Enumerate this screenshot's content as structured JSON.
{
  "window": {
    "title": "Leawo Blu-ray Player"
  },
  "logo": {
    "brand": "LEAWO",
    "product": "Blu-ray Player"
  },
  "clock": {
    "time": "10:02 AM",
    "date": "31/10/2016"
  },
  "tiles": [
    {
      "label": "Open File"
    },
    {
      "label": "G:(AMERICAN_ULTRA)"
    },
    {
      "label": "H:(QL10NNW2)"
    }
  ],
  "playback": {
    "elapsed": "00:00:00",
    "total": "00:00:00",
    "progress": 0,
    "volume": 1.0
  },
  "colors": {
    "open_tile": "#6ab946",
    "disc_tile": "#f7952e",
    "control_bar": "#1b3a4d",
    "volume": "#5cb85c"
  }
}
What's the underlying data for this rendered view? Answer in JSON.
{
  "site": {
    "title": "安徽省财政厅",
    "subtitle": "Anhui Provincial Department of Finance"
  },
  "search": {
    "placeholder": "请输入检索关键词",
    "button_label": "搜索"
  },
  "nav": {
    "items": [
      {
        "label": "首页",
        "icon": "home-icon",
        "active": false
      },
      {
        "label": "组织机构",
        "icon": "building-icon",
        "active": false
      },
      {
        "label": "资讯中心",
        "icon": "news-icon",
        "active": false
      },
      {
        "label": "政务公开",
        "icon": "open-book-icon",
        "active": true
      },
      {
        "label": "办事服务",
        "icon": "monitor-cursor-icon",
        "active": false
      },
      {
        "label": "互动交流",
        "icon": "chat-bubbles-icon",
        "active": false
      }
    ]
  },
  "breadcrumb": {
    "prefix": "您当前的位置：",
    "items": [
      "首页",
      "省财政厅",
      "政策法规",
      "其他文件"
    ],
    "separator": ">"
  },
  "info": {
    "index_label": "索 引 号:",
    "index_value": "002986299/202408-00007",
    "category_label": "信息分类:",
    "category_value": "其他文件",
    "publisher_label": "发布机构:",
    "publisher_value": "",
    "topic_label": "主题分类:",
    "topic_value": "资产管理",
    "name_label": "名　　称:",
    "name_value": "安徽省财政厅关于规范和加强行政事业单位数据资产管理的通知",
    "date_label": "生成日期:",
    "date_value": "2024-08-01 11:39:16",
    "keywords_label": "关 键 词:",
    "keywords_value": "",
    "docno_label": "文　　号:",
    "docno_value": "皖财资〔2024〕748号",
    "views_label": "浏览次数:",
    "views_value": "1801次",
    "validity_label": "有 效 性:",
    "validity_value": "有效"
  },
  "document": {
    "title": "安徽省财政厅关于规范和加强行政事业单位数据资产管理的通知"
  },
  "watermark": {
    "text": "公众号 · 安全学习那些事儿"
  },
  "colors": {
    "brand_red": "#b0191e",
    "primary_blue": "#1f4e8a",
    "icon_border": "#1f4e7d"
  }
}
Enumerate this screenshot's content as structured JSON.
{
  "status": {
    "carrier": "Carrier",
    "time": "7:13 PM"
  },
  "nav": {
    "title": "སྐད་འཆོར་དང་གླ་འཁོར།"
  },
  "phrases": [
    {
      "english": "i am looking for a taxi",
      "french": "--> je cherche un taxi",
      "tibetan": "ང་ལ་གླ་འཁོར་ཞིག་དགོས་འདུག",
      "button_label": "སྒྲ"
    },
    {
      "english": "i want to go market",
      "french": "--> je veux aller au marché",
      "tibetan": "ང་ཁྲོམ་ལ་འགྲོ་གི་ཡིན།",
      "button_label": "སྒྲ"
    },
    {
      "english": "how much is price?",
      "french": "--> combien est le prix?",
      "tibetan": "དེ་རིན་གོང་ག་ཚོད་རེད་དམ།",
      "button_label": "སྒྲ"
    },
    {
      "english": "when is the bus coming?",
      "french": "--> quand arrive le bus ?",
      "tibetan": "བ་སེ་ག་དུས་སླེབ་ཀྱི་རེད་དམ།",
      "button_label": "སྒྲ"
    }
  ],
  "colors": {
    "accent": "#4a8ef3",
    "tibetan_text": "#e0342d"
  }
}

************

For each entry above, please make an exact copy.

Enumerate this screenshot's content as structured JSON.
{
  "window": {
    "title": "Leawo Blu-ray Player"
  },
  "logo": {
    "brand": "LEAWO",
    "product": "Blu-ray Player"
  },
  "clock": {
    "time": "10:02 AM",
    "date": "31/10/2016"
  },
  "tiles": [
    {
      "label": "Open File"
    },
    {
      "label": "G:(AMERICAN_ULTRA)"
    },
    {
      "label": "H:(QL10NNW2)"
    }
  ],
  "playback": {
    "elapsed": "00:00:00",
    "total": "00:00:00",
    "progress": 0,
    "volume": 1.0
  },
  "colors": {
    "open_tile": "#6ab946",
    "disc_tile": "#f7952e",
    "control_bar": "#1b3a4d",
    "volume": "#5cb85c"
  }
}
What's the underlying data for this rendered view? Answer in JSON.
{
  "site": {
    "title": "安徽省财政厅",
    "subtitle": "Anhui Provincial Department of Finance"
  },
  "search": {
    "placeholder": "请输入检索关键词",
    "button_label": "搜索"
  },
  "nav": {
    "items": [
      {
        "label": "首页",
        "icon": "home-icon",
        "active": false
      },
      {
        "label": "组织机构",
        "icon": "building-icon",
        "active": false
      },
      {
        "label": "资讯中心",
        "icon": "news-icon",
        "active": false
      },
      {
        "label": "政务公开",
        "icon": "open-book-icon",
        "active": true
      },
      {
        "label": "办事服务",
        "icon": "monitor-cursor-icon",
        "active": false
      },
      {
        "label": "互动交流",
        "icon": "chat-bubbles-icon",
        "active": false
      }
    ]
  },
  "breadcrumb": {
    "prefix": "您当前的位置：",
    "items": [
      "首页",
      "省财政厅",
      "政策法规",
      "其他文件"
    ],
    "separator": ">"
  },
  "info": {
    "index_label": "索 引 号:",
    "index_value": "002986299/202408-00007",
    "category_label": "信息分类:",
    "category_value": "其他文件",
    "publisher_label": "发布机构:",
    "publisher_value": "",
    "topic_label": "主题分类:",
    "topic_value": "资产管理",
    "name_label": "名　　称:",
    "name_value": "安徽省财政厅关于规范和加强行政事业单位数据资产管理的通知",
    "date_label": "生成日期:",
    "date_value": "2024-08-01 11:39:16",
    "keywords_label": "关 键 词:",
    "keywords_value": "",
    "docno_label": "文　　号:",
    "docno_value": "皖财资〔2024〕748号",
    "views_label": "浏览次数:",
    "views_value": "1801次",
    "validity_label": "有 效 性:",
    "validity_value": "有效"
  },
  "document": {
    "title": "安徽省财政厅关于规范和加强行政事业单位数据资产管理的通知"
  },
  "watermark": {
    "text": "公众号 · 安全学习那些事儿"
  },
  "colors": {
    "brand_red": "#b0191e",
    "primary_blue": "#1f4e8a",
    "icon_border": "#1f4e7d"
  }
}
Enumerate this screenshot's content as structured JSON.
{
  "status": {
    "carrier": "Carrier",
    "time": "7:13 PM"
  },
  "nav": {
    "title": "སྐད་འཆོར་དང་གླ་འཁོར།"
  },
  "phrases": [
    {
      "english": "i am looking for a taxi",
      "french": "--> je cherche un taxi",
      "tibetan": "ང་ལ་གླ་འཁོར་ཞིག་དགོས་འདུག",
      "button_label": "སྒྲ"
    },
    {
      "english": "i want to go market",
      "french": "--> je veux aller au marché",
      "tibetan": "ང་ཁྲོམ་ལ་འགྲོ་གི་ཡིན།",
      "button_label": "སྒྲ"
    },
    {
      "english": "how much is price?",
      "french": "--> combien est le prix?",
      "tibetan": "དེ་རིན་གོང་ག་ཚོད་རེད་དམ།",
      "button_label": "སྒྲ"
    },
    {
      "english": "when is the bus coming?",
      "french": "--> quand arrive le bus ?",
      "tibetan": "བ་སེ་ག་དུས་སླེབ་ཀྱི་རེད་དམ།",
      "button_label": "སྒྲ"
    }
  ],
  "colors": {
    "accent": "#4a8ef3",
    "tibetan_text": "#e0342d"
  }
}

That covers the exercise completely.